  • Often they are happy to speak their exact mind and do, sometimes leaving a trail of blood

So what can or should you do to manage your organisation’s talent and how?

  • Work out what you are measuring with. Some organisations use Psychometric Tools to analyse and draw conclusions as to who is the best. Some of these tools actually specify behaviours 1-7 as good and 8-10 as bad. Or “this” works, and “this” does not, hence Joe is better than John.
  • Understand where your workforce is ultimately headed. Have a workforce planning model that works for your business needs. At times, organisations don’t even know where they are headed with regard to recruitment. How many people who are talented are about to leave or have just arrived? There is little knowledge on where the best recruits are going to come from, and hence it’s tough to plan for the future.
  • Make sure you have a formal process of recognising who your best people are and where they lie. Have this process be one that is not one-dimensional, e.g. It should not rest on a high-level manager saying, “Great, that guy is talented.” Decisions should be made scientifically such that it takes several different internal opinions, stakeholder reviews from different divisions, and external client feedback to recognise who is “really talented.” The ability to road map the exact distinctions around why high performers have been so successful should be based on your organisation’s specific context and not necessarily on broad-based “Role Success Maps” that often have gaps in terms of your industry.
  • Have ways of replicating how you are going to find more and more of these people. Consider that often the industries where they may be working may not be the same as your own. How can you behaviourally interview these people in a fail-safe manner? For example, when Microsoft recruits senior managers, they may interview candidates 5 or 6 times, including one-on-ones with 5 different people, and then panel interview them at the end, putting candidates under such immense pressure during the final phase that they know who truly is talented under pressure.

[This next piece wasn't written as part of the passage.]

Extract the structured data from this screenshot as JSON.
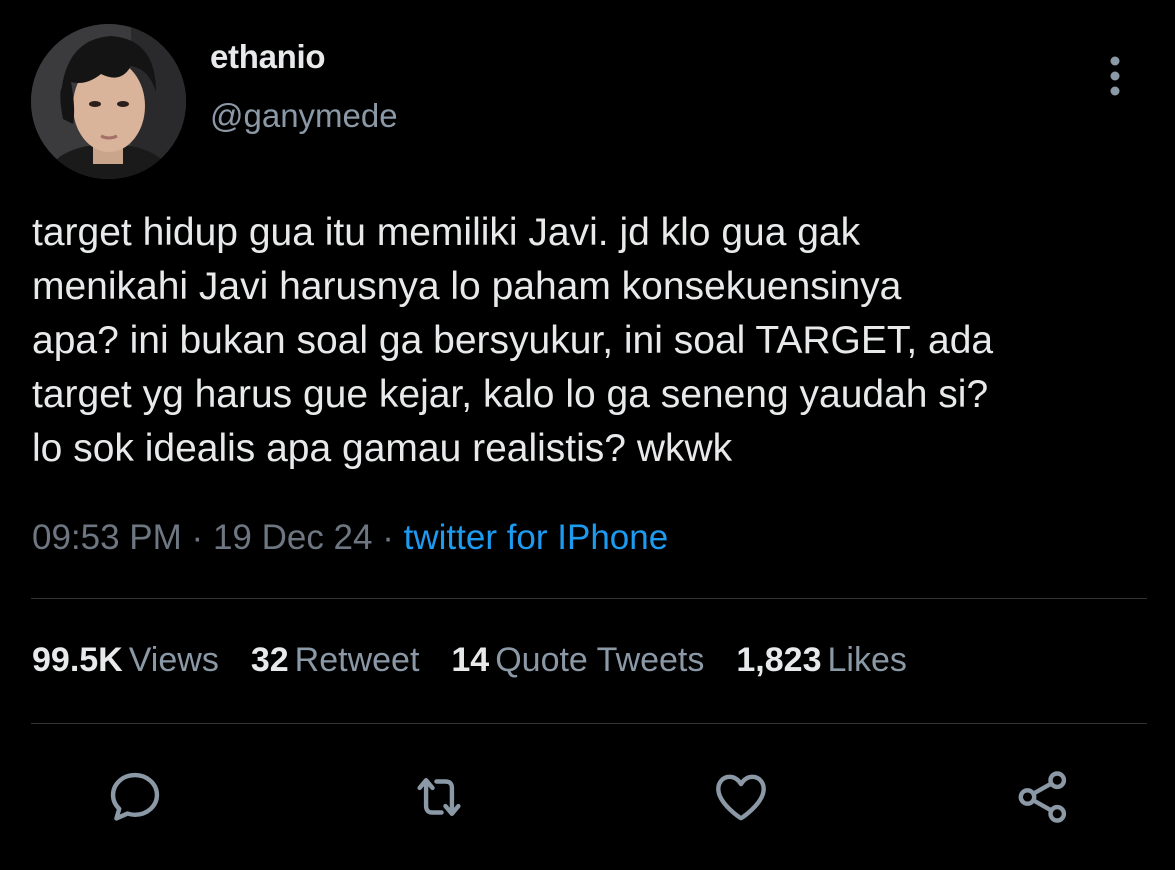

A formal and scientific model of Talent Management in big companies is essential to make sure you keep, recruit, develop and retain not only high-performance individuals, but also high-performance teams. One of my long-term clients is considered an expert because he knows his people inside and out. Long ago, my client recognised the best performers and what they offer, having mapped what they do best and where they can then mentor others. This person’s ability to subsequently replicate these talents, which of course lie in different areas across the team, enabled him to gain significant and continuous improvement.